Let me start by saying I've been writing blog-posts for the Huffington Post since this past July, mostly on the topic of conscious dating, and I'm currently writing a book focused on that theme.
Not long after I started blogging for HP, Valerie Gangas (author of the superb Enlightenment Is Sexy: Every Woman's Guide to a Magical Life) turned me on to her extraordinary editor and writing coach.
"Judy, you don't need to concern yourself with the outcome. God is your employer."
These words from Willy Mathes--now my editor and writing coach, as well--will continue steeping in me for a lifetime. Think of Willy not so much as a scary dude with a big red ink pen and a thesaurus attached to his belt, but more of a-... well, if Yoda and John Keating, the inspiring teacher from Dead Poet's Society, had a baby.
Sure, he delivers up exceptional technical editorial skill (you know, the "who, whom" stuff I still struggle with), but there's another piece he provides, which I've realized is essential to me and my emerging life as a writer: the belief that we all have a divine purpose and when you're on track with yours, the world is a better place for all of us.
In a nutshell (my words, not his), Willy's "work" is helping people like me find, hone and develop their sacred, most authentic voice in the realm of writing.
The conversation we had--during which he reminded me, "God is your employer"--came about in a coaching session focused around me having "writers block." Eventually, I realized it was caused (mostly) by my sales and marketing brain butting into things it shouldn't. You see, I'd been at my "other job" so long I never considered myself a writer. Instead, I just saw myself as "lucky" -- an idea follows me around until I write about it, and then some very nice people at publications I deeply respect run my blogs (e.g., Huffington Post, Enlightenment Is Sexy).
So, when I told Willy this and expressed how stuck I felt, he went quiet for a few moments. And then he spoke with a calm knowingness.
"You are a writer, and your job is to tune into what your true voice is saying and write that. Judy, you don't need to concern yourself with the outcome.

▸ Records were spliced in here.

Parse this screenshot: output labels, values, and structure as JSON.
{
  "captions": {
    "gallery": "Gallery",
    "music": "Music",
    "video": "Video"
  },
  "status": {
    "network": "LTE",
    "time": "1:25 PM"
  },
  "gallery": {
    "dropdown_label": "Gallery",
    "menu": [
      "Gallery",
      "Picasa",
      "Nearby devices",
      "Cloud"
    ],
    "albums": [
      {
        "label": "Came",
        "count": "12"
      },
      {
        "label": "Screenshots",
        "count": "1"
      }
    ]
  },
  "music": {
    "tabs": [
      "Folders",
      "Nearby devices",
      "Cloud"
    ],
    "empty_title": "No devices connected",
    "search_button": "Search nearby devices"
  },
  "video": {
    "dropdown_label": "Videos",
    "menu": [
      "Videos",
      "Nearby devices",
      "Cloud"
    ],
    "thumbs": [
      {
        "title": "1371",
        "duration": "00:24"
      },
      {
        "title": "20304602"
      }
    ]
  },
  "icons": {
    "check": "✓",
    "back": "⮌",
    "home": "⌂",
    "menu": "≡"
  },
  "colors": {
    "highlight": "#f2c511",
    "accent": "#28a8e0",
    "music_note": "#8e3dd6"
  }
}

God is your employer."
Can I hear an "Amen!" for that?
I write now because I am in joy when I do, I'm inspired when I do, and I hope you, the reader, benefits. (That, however, is up to God.)
My point of view about conscious dating is a reflection of my life: a working knowledge and understanding of "the Rules of the Game," but with a lot more brought to the table from meditating, studying and practicing the principles of the Gita and other inspirational works . . . and really paying attention to what works and what doesn't work in the nurturing of healthy relationships.
As The Course in Miracles says, "Relationships are assignments" . . . designed to further our spiritual growth if we're open and allow that. My thoughts on conscious dating are a synthesis of the most enduring concepts and principles gleaned from being a spiritual seeker, with the best of what I've learned from dating and listening to others share about dating, fused with my affinity for growing things. I would call it a "middle way" perspective.
Certainly, I think there's value in a lot of the dating material out there. I just have a different take on the foundation and execution of it. I believe women are whole and complete without a man. I also believe choosing a life partner is a highly important-... no, a sacred decision, not some scary race to the finish line to "fit in."
My intention is to share a voice that brings some illumination to the subject of dating - I want to encourage you to "tap in and listen," rather than "focus on the pressure to get hitched." Part of my passion for this topic is having withstood a ridiculous amount of pressure myself to couple up when, in fact, the person I was dating was "my growth lesson," not "my person."
Here's my bottom line: You are unique, amazing and worthy of waiting for the right man, your divine right partner. Your friends and family are well intentioned, but if you're on the conscious dating path, they may not understand the simple difference I do: it's not "enough" to bag some guy -- you deserve YOUR guy.
I'm clear my message resonates with a certain emerging tribe of women: yoga practitioners, meditators, healing arts people, natural health and organic diet people, etc. and less so with others. Whoever is listening, the "scarcity mentality "about men is a LIE and needs to GO, NOW.
I've intentionally retracted from people, places and things I feel dissonant with regarding this topic . . . and to be honest, I'm so much more fulfilled and happy for it. If I have one suggestion above all, it's to reframe any negativity or scarcity mentality you may have about men, a.s.a.p. ("All men cheat," "There are not enough men," etc.).
If necessary, get the help of a qualified counselor to unravel those sorts of beliefs or attitudes, and free yourself, once and for all.
In my heart of hearts, I believe if you "get out there" and earnestly live more consciously, with a sincere focus on self-care and self-love, intending to grow, and tapping into your dharma, the life purpose that makes your heart sing and challenges you to live and enjoy your best life--in other words, to do your "work" for God/The Universe/your Higher Power . . . your true Employer--it becomes more likely you WILL meet the "who you are and what you seek."